Louisville sophomore Kevin Ware’s extreme compound fracture yesterday was probably the most disturbing injury I’ve ever seen in person or televised, and after seeing the replays I was unable to watch the rest of the game. Ian Crouch analyzes other reactions:
Ware’s injury quickly became about a variety of other things. It was a media story: When did CBS decide to stop airing replays? Did it do the right thing? And a tech story: How does social media capture and shape cultural responses to live events? It became an infrastructure story: Did the elevated court on which the game was played, installed largely for aesthetic purposes, contribute to the way in which Ware jumped and fell? And it has become a question about ethics: Ware’s immediate pain, and the long-term physical challenges he will face, make the mounting questions about the compensation (or lack of it) and exploitation of college players all the more significant.
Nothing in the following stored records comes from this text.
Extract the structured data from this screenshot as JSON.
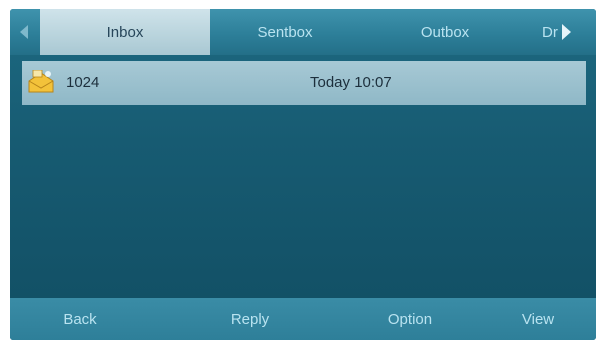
{
  "tabs": [
    {
      "label": "Inbox",
      "active": true
    },
    {
      "label": "Sentbox",
      "active": false
    },
    {
      "label": "Outbox",
      "active": false
    },
    {
      "label": "Dr",
      "active": false
    }
  ],
  "nav_icons": [
    "scroll-left-icon",
    "scroll-right-icon"
  ],
  "messages": [
    {
      "icon": "unread-envelope-icon",
      "from": "1024",
      "time": "Today 10:07"
    }
  ],
  "softkeys": [
    "Back",
    "Reply",
    "Option",
    "View"
  ],
  "colors": {
    "screen_bg": "#175b72",
    "tab_active_bg": "#c0d8e0",
    "row_highlight": "#9cc0cd",
    "softkey_bar": "#3386a0",
    "inactive_text": "#b9e3f0"
  }
}
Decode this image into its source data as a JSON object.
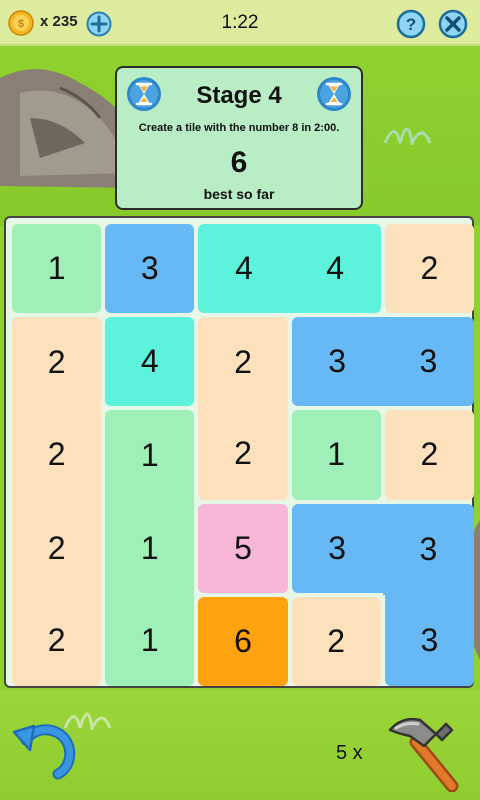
{
  "topbar": {
    "coins": "x 235",
    "timer": "1:22"
  },
  "stage": {
    "title": "Stage 4",
    "description": "Create a tile with the number 8 in 2:00.",
    "best_value": "6",
    "best_label": "best so far"
  },
  "board": {
    "cols": 5,
    "rows": 5,
    "colors": {
      "1": "#9ff0b8",
      "2": "#fde1bd",
      "3": "#66b9f5",
      "4": "#5cf2dc",
      "5": "#f7b6d8",
      "6": "#ffa20f"
    },
    "tiles": [
      {
        "row": 0,
        "col": 0,
        "value": "1"
      },
      {
        "row": 0,
        "col": 1,
        "value": "3"
      },
      {
        "row": 0,
        "col": 2,
        "value": "4"
      },
      {
        "row": 0,
        "col": 3,
        "value": "4"
      },
      {
        "row": 0,
        "col": 4,
        "value": "2"
      },
      {
        "row": 1,
        "col": 0,
        "value": "2"
      },
      {
        "row": 1,
        "col": 1,
        "value": "4"
      },
      {
        "row": 1,
        "col": 2,
        "value": "2"
      },
      {
        "row": 1,
        "col": 3,
        "value": "3"
      },
      {
        "row": 1,
        "col": 4,
        "value": "3"
      },
      {
        "row": 2,
        "col": 0,
        "value": "2"
      },
      {
        "row": 2,
        "col": 1,
        "value": "1"
      },
      {
        "row": 2,
        "col": 2,
        "value": "2"
      },
      {
        "row": 2,
        "col": 3,
        "value": "1"
      },
      {
        "row": 2,
        "col": 4,
        "value": "2"
      },
      {
        "row": 3,
        "col": 0,
        "value": "2"
      },
      {
        "row": 3,
        "col": 1,
        "value": "1"
      },
      {
        "row": 3,
        "col": 2,
        "value": "5"
      },
      {
        "row": 3,
        "col": 3,
        "value": "3"
      },
      {
        "row": 3,
        "col": 4,
        "value": "3"
      },
      {
        "row": 4,
        "col": 0,
        "value": "2"
      },
      {
        "row": 4,
        "col": 1,
        "value": "1"
      },
      {
        "row": 4,
        "col": 2,
        "value": "6"
      },
      {
        "row": 4,
        "col": 3,
        "value": "2"
      },
      {
        "row": 4,
        "col": 4,
        "value": "3"
      }
    ]
  },
  "bottombar": {
    "hammer_count": "5 x"
  },
  "icons": {
    "coin": "coin-icon",
    "add": "plus-icon",
    "help": "help-icon",
    "close": "close-icon",
    "timer": "hourglass-icon",
    "undo": "undo-icon",
    "hammer": "hammer-icon"
  }
}
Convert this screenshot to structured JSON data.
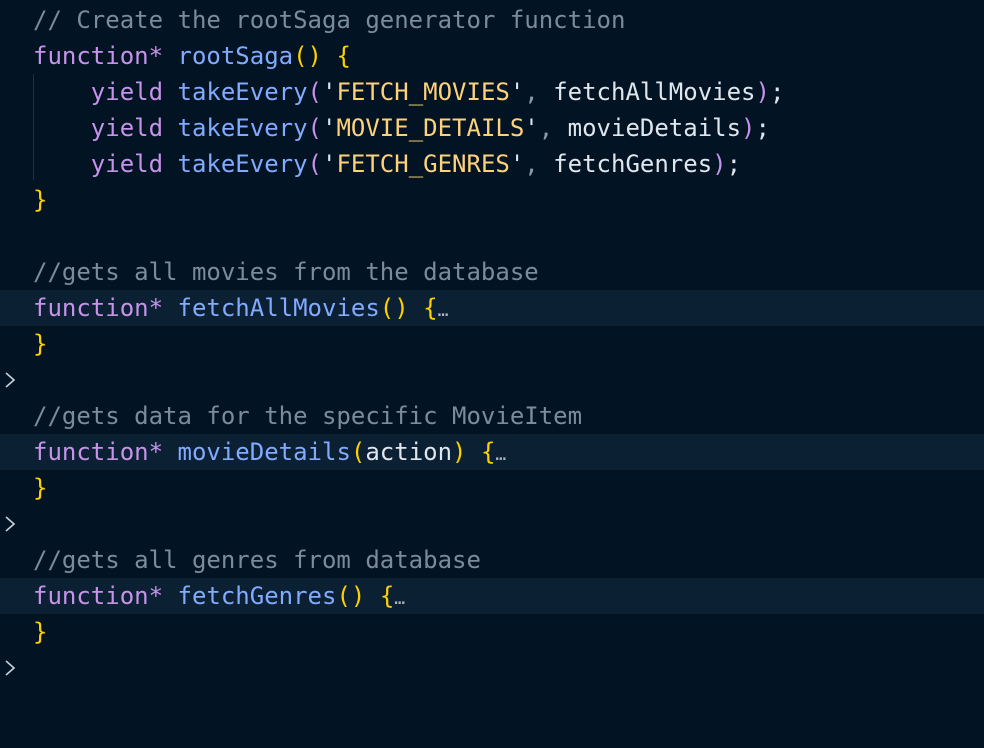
{
  "code": {
    "comment_root": "// Create the rootSaga generator function",
    "keyword_function": "function*",
    "keyword_yield": "yield",
    "root_name": "rootSaga",
    "take_every": "takeEvery",
    "paren_open": "(",
    "paren_close": ")",
    "parens_empty": "()",
    "brace_open": "{",
    "brace_close": "}",
    "comma": ",",
    "semicolon": ";",
    "quote": "'",
    "ellipsis": "…",
    "yields": [
      {
        "action": "FETCH_MOVIES",
        "handler": "fetchAllMovies"
      },
      {
        "action": "MOVIE_DETAILS",
        "handler": "movieDetails"
      },
      {
        "action": "FETCH_GENRES",
        "handler": "fetchGenres"
      }
    ],
    "comment_movies": "//gets all movies from the database",
    "fetch_all_movies": "fetchAllMovies",
    "comment_details": "//gets data for the specific MovieItem",
    "movie_details": "movieDetails",
    "movie_details_param": "action",
    "comment_genres": "//gets all genres from database",
    "fetch_genres": "fetchGenres"
  },
  "icons": {
    "fold": "chevron-right-icon"
  },
  "colors": {
    "background": "#021424",
    "folded_line": "#0b2033",
    "comment": "#7d8b99",
    "keyword": "#c792ea",
    "function": "#82aaff",
    "bracket": "#ffd000",
    "string": "#ffd27a",
    "text": "#e0e6ee"
  }
}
Barry Petchesky provides a thorough rundown of how TV networks addressed airing the injury. Despite its gruesome nature, Will Leitch doesn’t blame sites like Buzzfeed and Deadspin for posting the footage:
Whether or not you think it’s right or wrong for Deadspin and The Big Lead and Buzzfeed and Yahoo to profit off the incident, it is undeniable that people desperately wanted to see it. You can hardly call those sites rogue or somehow sadistic, unless you are willing to call the vast majority of humanity that (and you might be). But those sites aren’t peddling drugs to children; they’re running footage of a nationally televised event that tons of people were watching. Don’t blame them for the video — blame the rest of us.
That’s to say: Blame human nature. Even now, knowing how horrific the video is, having been told by so many people to stay far away… I’m still curious to watch it.
David Sirota worries about Ware’s future:
[His injury] will likely be remembered alongside Joe Theismann’s career-ender as one of the most tragically gruesome in sports history. But that’s not the only tragic and gruesome part of this episode, because unlike Theismann, who was working under a guaranteed contract, Ware was an NCAA athlete helping to generate millions of dollars for the NCAA, but not automatically guaranteed a four-year education scholarship. As in so many other similar cases, that means his injury in service to the NCAA’s multimillion-dollar machine could spell the end of his financial aid and massive healthcare bills to boot.
(Photo: Russ Smith #2, Gorgui Dieng #10, Chane Behanan #21 and assistant coach Kevin Keatts of the Louisville Cardinals react after Kevin Ware #5 suffered a compound fracture to his leg in the first half against the Duke Blue Devils during the Midwest Regional Final round of the 2013 NCAA Men’s Basketball Tournament at Lucas Oil Stadium in Indianapolis, Indiana on March 31, 2013. By Andy Lyons/Getty Images)